WHAT THE EXERCISE ASKS:
Report every line of the entries that contains the word "JSON".

DATA TO PROCESS:
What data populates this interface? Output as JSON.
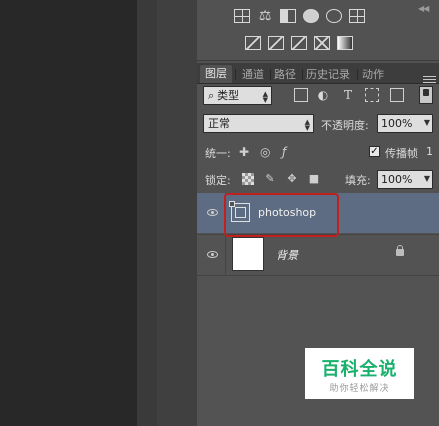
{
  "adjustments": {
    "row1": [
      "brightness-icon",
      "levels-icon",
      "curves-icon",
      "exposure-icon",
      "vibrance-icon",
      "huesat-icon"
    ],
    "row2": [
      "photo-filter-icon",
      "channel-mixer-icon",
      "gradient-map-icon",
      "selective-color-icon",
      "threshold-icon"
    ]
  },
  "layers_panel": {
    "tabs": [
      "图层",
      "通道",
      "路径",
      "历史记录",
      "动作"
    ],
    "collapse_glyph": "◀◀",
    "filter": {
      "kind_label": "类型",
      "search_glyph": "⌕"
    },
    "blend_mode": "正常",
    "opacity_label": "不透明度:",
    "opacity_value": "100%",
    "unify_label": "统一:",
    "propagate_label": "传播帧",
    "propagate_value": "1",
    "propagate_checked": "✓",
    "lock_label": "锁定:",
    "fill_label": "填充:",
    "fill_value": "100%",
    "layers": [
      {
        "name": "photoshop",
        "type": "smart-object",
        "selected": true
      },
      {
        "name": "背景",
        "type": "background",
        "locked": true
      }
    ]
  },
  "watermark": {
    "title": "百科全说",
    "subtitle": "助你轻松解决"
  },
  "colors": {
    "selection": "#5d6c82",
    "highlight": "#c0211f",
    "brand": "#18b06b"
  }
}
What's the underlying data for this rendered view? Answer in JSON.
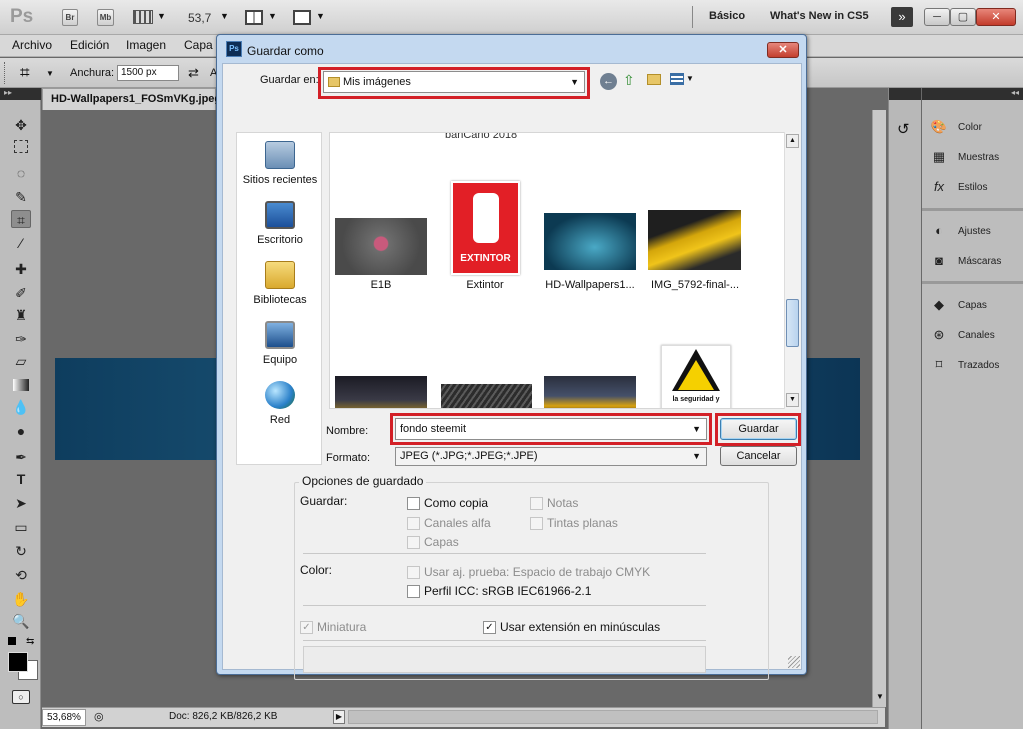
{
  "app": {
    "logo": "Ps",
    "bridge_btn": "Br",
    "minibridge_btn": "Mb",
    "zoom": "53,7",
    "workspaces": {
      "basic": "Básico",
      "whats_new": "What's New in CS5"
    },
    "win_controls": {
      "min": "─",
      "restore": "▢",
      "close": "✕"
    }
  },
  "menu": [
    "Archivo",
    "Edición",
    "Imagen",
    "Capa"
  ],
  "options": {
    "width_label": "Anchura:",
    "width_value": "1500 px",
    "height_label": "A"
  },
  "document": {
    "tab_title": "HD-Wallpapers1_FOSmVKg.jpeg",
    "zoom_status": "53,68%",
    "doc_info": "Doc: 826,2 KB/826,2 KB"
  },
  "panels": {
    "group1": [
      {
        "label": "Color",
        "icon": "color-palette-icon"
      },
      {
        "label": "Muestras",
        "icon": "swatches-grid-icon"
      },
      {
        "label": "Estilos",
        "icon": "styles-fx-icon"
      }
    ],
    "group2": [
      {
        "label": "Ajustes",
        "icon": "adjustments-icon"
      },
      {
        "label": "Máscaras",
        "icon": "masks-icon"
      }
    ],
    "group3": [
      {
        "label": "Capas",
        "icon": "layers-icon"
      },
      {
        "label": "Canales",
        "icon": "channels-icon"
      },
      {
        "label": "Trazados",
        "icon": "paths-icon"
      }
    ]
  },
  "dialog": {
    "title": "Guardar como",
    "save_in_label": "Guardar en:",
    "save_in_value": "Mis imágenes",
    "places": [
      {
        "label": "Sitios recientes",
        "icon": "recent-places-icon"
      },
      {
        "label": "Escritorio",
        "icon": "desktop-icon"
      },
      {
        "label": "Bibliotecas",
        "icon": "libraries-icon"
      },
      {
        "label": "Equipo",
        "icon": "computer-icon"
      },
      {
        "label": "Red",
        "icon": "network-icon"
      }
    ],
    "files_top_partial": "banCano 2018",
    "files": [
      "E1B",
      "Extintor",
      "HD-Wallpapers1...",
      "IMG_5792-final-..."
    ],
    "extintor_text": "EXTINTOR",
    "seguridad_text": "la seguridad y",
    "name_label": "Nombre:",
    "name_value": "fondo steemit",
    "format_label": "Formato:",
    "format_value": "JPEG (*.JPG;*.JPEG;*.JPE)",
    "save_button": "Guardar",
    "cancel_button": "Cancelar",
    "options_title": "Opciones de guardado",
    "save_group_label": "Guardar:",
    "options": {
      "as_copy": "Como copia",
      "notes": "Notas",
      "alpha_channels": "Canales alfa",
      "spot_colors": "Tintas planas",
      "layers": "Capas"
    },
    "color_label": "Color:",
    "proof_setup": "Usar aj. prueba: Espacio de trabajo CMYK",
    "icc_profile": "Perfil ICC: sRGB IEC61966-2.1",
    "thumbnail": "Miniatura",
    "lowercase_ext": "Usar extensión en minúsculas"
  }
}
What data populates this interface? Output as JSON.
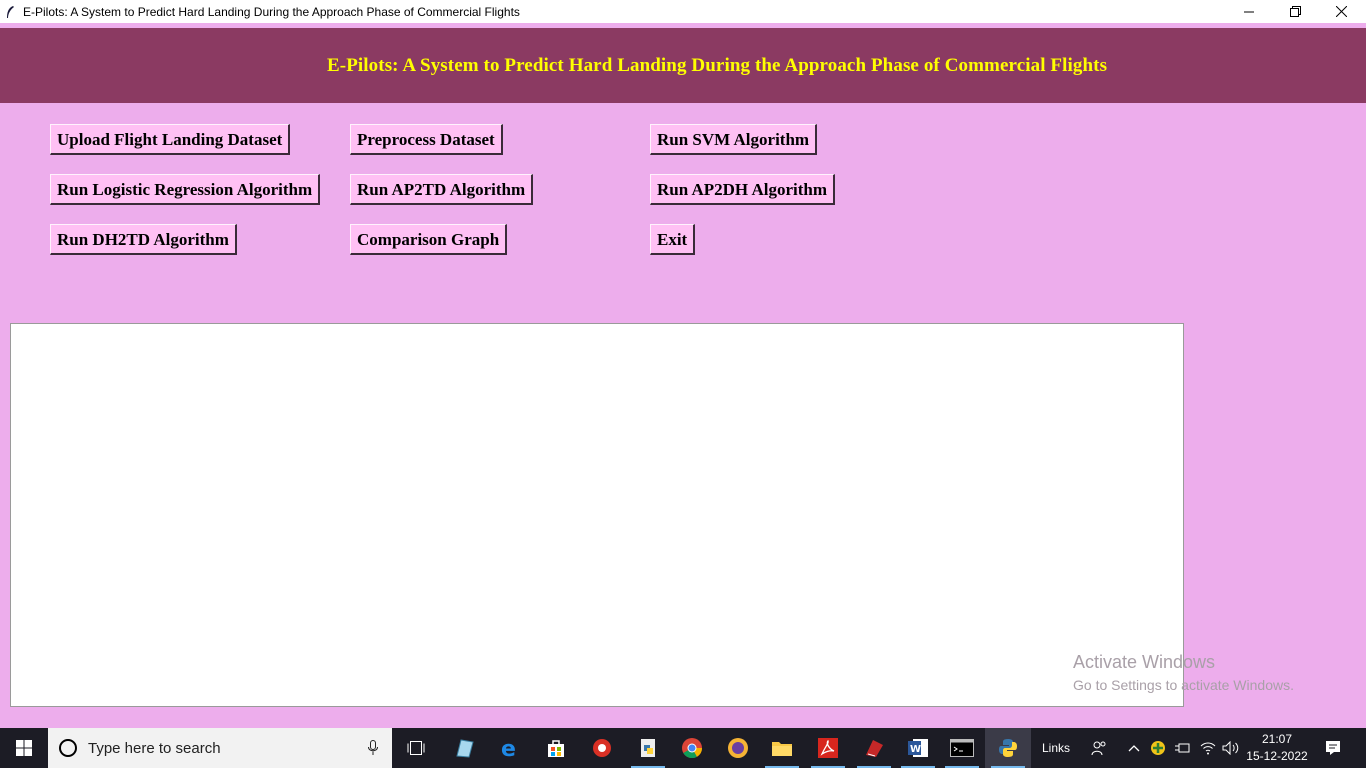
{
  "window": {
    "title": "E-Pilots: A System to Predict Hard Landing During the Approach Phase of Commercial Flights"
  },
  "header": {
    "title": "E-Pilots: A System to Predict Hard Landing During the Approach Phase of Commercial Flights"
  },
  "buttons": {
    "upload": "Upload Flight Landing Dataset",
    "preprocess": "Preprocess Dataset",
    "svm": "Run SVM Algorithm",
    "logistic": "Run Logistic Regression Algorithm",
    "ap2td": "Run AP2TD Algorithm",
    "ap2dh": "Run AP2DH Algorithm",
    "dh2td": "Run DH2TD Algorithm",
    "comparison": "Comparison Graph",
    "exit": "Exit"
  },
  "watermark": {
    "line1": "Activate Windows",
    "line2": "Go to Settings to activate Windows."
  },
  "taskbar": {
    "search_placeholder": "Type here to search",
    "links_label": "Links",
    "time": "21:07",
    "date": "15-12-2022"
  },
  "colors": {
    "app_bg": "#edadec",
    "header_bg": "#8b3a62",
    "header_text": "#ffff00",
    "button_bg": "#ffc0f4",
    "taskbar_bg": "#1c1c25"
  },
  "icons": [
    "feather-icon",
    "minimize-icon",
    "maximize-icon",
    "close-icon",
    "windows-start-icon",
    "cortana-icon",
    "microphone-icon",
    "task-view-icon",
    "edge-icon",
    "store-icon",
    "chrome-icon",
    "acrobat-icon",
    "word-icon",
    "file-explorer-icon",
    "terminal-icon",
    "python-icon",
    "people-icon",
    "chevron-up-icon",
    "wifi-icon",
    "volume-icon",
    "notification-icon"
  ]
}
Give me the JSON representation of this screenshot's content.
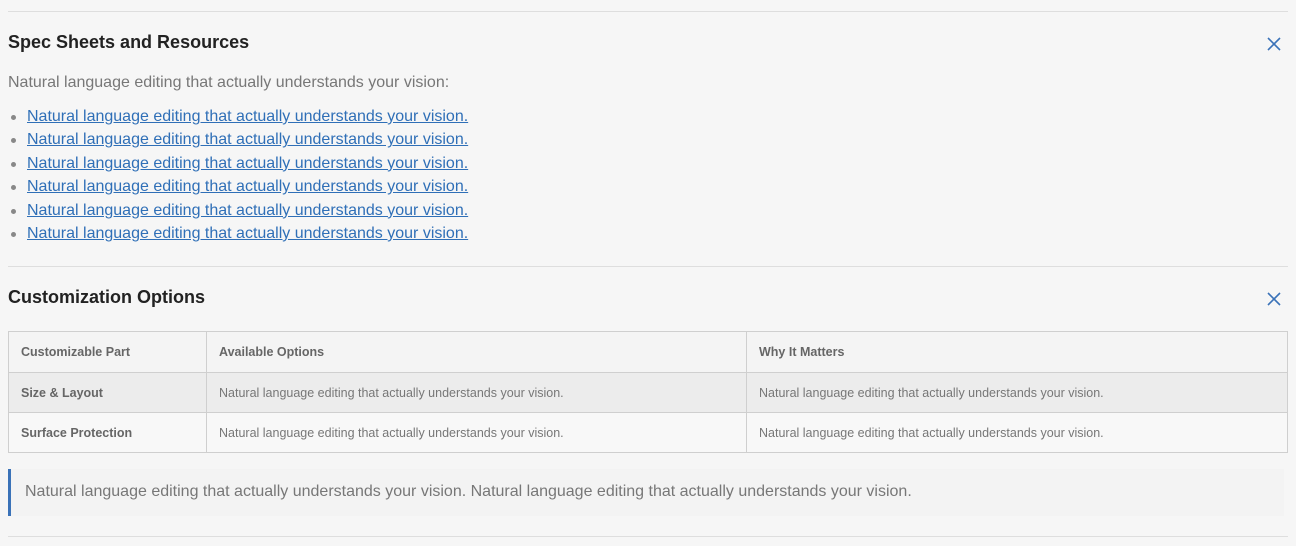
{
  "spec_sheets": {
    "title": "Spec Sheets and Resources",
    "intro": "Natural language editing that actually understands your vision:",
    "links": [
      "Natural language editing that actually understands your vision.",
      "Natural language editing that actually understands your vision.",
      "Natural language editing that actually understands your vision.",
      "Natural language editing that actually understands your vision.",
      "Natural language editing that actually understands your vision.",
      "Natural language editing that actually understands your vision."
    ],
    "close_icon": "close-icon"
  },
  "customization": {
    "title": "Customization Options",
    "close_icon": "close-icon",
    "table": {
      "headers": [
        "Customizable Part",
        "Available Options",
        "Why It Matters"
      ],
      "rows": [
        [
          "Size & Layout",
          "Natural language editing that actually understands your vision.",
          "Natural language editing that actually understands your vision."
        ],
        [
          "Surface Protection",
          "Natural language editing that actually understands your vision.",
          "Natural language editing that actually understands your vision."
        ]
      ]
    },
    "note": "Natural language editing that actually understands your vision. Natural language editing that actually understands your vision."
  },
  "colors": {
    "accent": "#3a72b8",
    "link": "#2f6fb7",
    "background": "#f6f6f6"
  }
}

ANSWER SPACE:
What data populates this interface? Output as JSON.
What's the underlying data for this rendered view? Answer in JSON.
What data populates this interface? Output as JSON.
Give me the JSON representation of this screenshot's content.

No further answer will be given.